		mov rax,%1
		mov     rcx, 0
 
		%%divideLoop:
			inc     rcx
			mov     rdx, 0
			mov     rsi, 10
			idiv    rsi
			add     rdx, 48
			push    rdx
			cmp     rax, 0
			jnz     %%divideLoop
	 
		%%printLoop:
			dec     rcx
			mov     rax, rsp
			printStr rax
			pop     rax
			cmp     rcx, 0
			jnz     %%printLoop
		
		pop     rsi
		pop     rdx
		pop     rcx
		pop     rax

	%endmacro

	%macro printIntLF 1
		push rax
		mov rax, %1
		printInt rax
		printStr newline
		pop rax
	%endmacro

	%macro exit 1
		mov rax,60
		mov rdi,%1
		syscall
	%endmacro

	
FizzBuzz

FizzBuzz is a simple programming challenge where the program should output a series of numbers (usually 1 to 100), however if the number is a multiple of 3 or 5, the program should print out fizz or buzz respectively instead. If a number is a multiple of both 3 and 5, the program should print FizzBuzz.

	
; fizzbuzz.asm
; Prints numbers 1 to 100, however if the number is a multiple of 3 it will print Fizz,
; and if the number is a multiple of 5 it will print Buzz. If the number is a multiple
; of both, it will print FizzBuzz
; Compile with "nasm -f elf64 fizzbuzz.asm && ld fizzbuzz.o -o fizzbuzz" 

%include 'macros.asm'

.text:
	global _start

_start:
	mov rcx,0 ; counter
	mov rsi,0 ; fizz check
	mov rdi,0 ; buzz check

loop:
	inc rcx

check_fizz:
	mov rdx,0
	mov rax,rcx
	mov rbx, 3
	div rbx
	mov rsi,rdx
	cmp rsi,0
	jne check_buzz
	printStr f

check_buzz:
	mov rdx,0
	mov rax,rcx
	mov rbx, 5
	div rbx
	mov rdi,rdx
	cmp rdi,0
	jne check_int
	printStr b

check_int:
	cmp rsi,0
	je cont
	cmp rdi,0
	je cont
	printInt rcx
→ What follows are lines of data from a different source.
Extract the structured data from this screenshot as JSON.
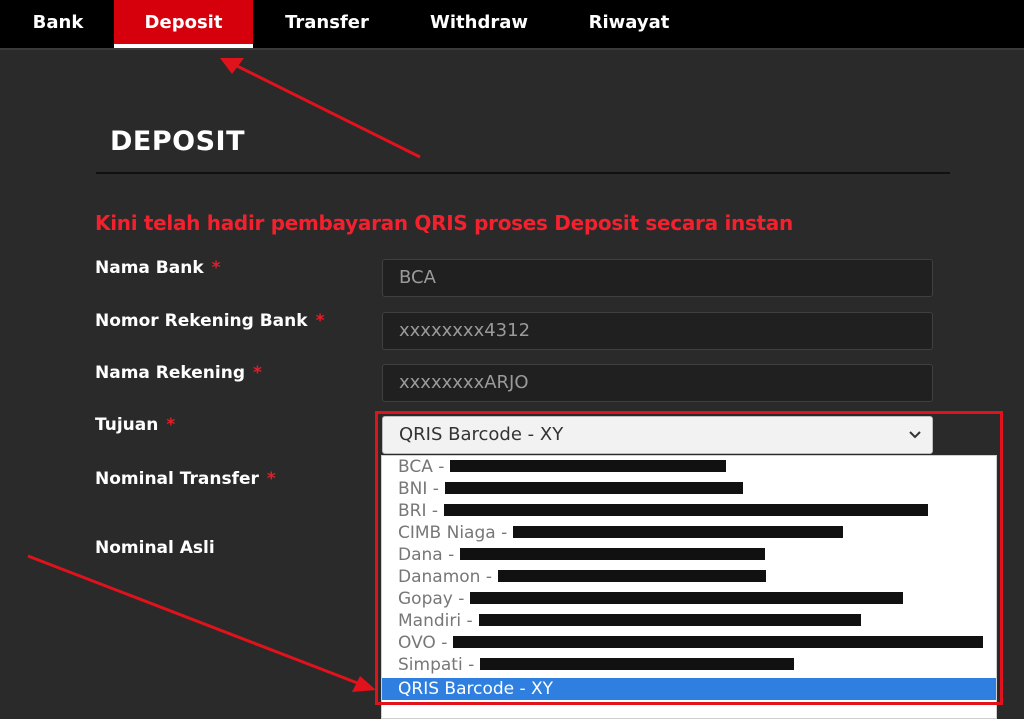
{
  "nav": {
    "tabs": [
      {
        "label": "Bank",
        "active": false
      },
      {
        "label": "Deposit",
        "active": true
      },
      {
        "label": "Transfer",
        "active": false
      },
      {
        "label": "Withdraw",
        "active": false
      },
      {
        "label": "Riwayat",
        "active": false
      }
    ]
  },
  "page": {
    "title": "DEPOSIT",
    "promo": "Kini telah hadir pembayaran QRIS proses Deposit secara instan"
  },
  "form": {
    "required_mark": "*",
    "nama_bank": {
      "label": "Nama Bank",
      "value": "BCA"
    },
    "nomor_rekening": {
      "label": "Nomor Rekening Bank",
      "value": "xxxxxxxx4312"
    },
    "nama_rekening": {
      "label": "Nama Rekening",
      "value": "xxxxxxxxARJO"
    },
    "tujuan": {
      "label": "Tujuan",
      "value": "QRIS Barcode - XY"
    },
    "nominal_transfer": {
      "label": "Nominal Transfer"
    },
    "nominal_asli": {
      "label": "Nominal Asli"
    }
  },
  "dropdown": {
    "options": [
      {
        "label": "BCA -",
        "redacted": true
      },
      {
        "label": "BNI -",
        "redacted": true
      },
      {
        "label": "BRI -",
        "redacted": true
      },
      {
        "label": "CIMB Niaga -",
        "redacted": true
      },
      {
        "label": "Dana -",
        "redacted": true
      },
      {
        "label": "Danamon -",
        "redacted": true
      },
      {
        "label": "Gopay -",
        "redacted": true
      },
      {
        "label": "Mandiri -",
        "redacted": true
      },
      {
        "label": "OVO -",
        "redacted": true
      },
      {
        "label": "Simpati -",
        "redacted": true
      },
      {
        "label": "QRIS Barcode - XY",
        "redacted": false,
        "selected": true
      }
    ]
  },
  "colors": {
    "accent": "#d6000c",
    "annotation": "#e0121c",
    "selected_option": "#2f7fe0"
  }
}
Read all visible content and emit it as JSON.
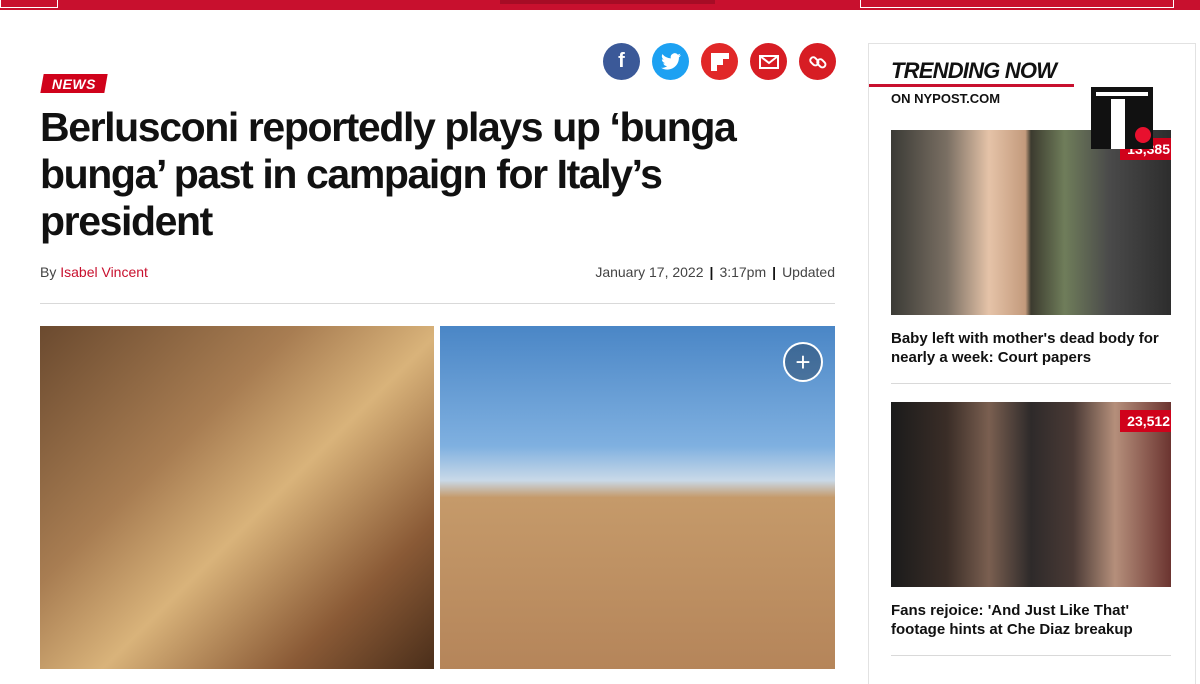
{
  "article": {
    "category": "NEWS",
    "headline": "Berlusconi reportedly plays up ‘bunga bunga’ past in campaign for Italy’s president",
    "byline_prefix": "By",
    "author": "Isabel Vincent",
    "date": "January 17, 2022",
    "time": "3:17pm",
    "updated_label": "Updated",
    "expand_symbol": "+"
  },
  "share": {
    "icons": [
      "facebook-icon",
      "twitter-icon",
      "flipboard-icon",
      "email-icon",
      "link-icon"
    ],
    "glyphs": {
      "facebook": "f",
      "twitter": "t",
      "flipboard": "F",
      "email": "✉",
      "link": "🔗"
    }
  },
  "sidebar": {
    "title": "TRENDING NOW",
    "subtitle": "ON NYPOST.COM",
    "cards": [
      {
        "count": "13,385",
        "title": "Baby left with mother's dead body for nearly a week: Court papers"
      },
      {
        "count": "23,512",
        "title": "Fans rejoice: 'And Just Like That' footage hints at Che Diaz breakup"
      }
    ]
  },
  "colors": {
    "brand_red": "#c8102e",
    "facebook": "#3b5998",
    "twitter": "#1da1f2",
    "flipboard": "#e12828",
    "email": "#d71d24"
  }
}
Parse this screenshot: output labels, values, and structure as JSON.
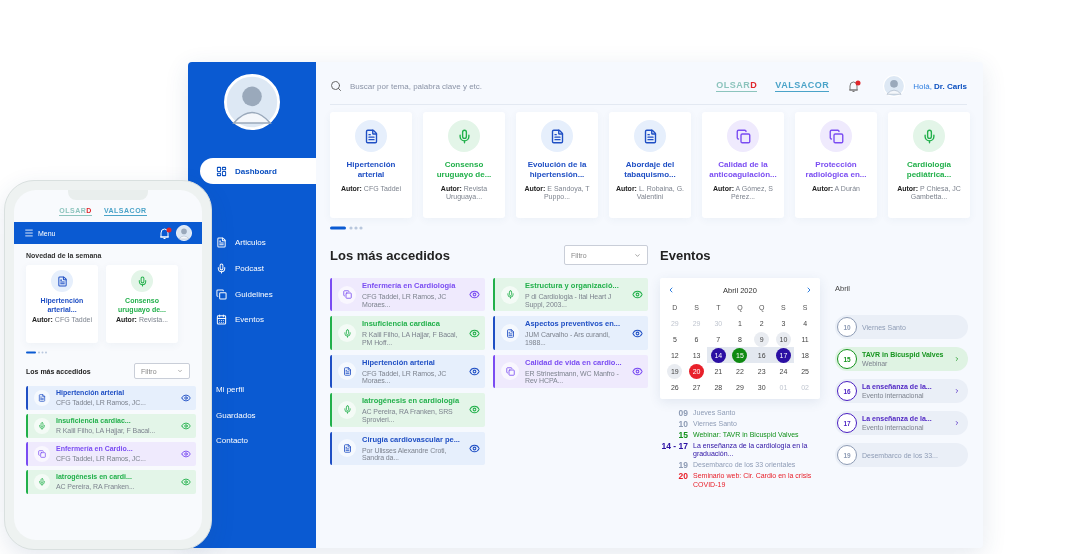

cont:
	printStr n 
	cmp rcx,99
	jle loop
	exit 0

.data:
	; initialize doubleword msg variable
	f db 'Fizz',0x0
	b db 'Buzz',0x0
	n db 0xA,0x0
	

./fizzbuzz
1
2
Fizz
4
Buzz
Fizz
7
8
Fizz
Buzz
11
Fizz
13
14
FizzBuzz
16
17
Fizz
...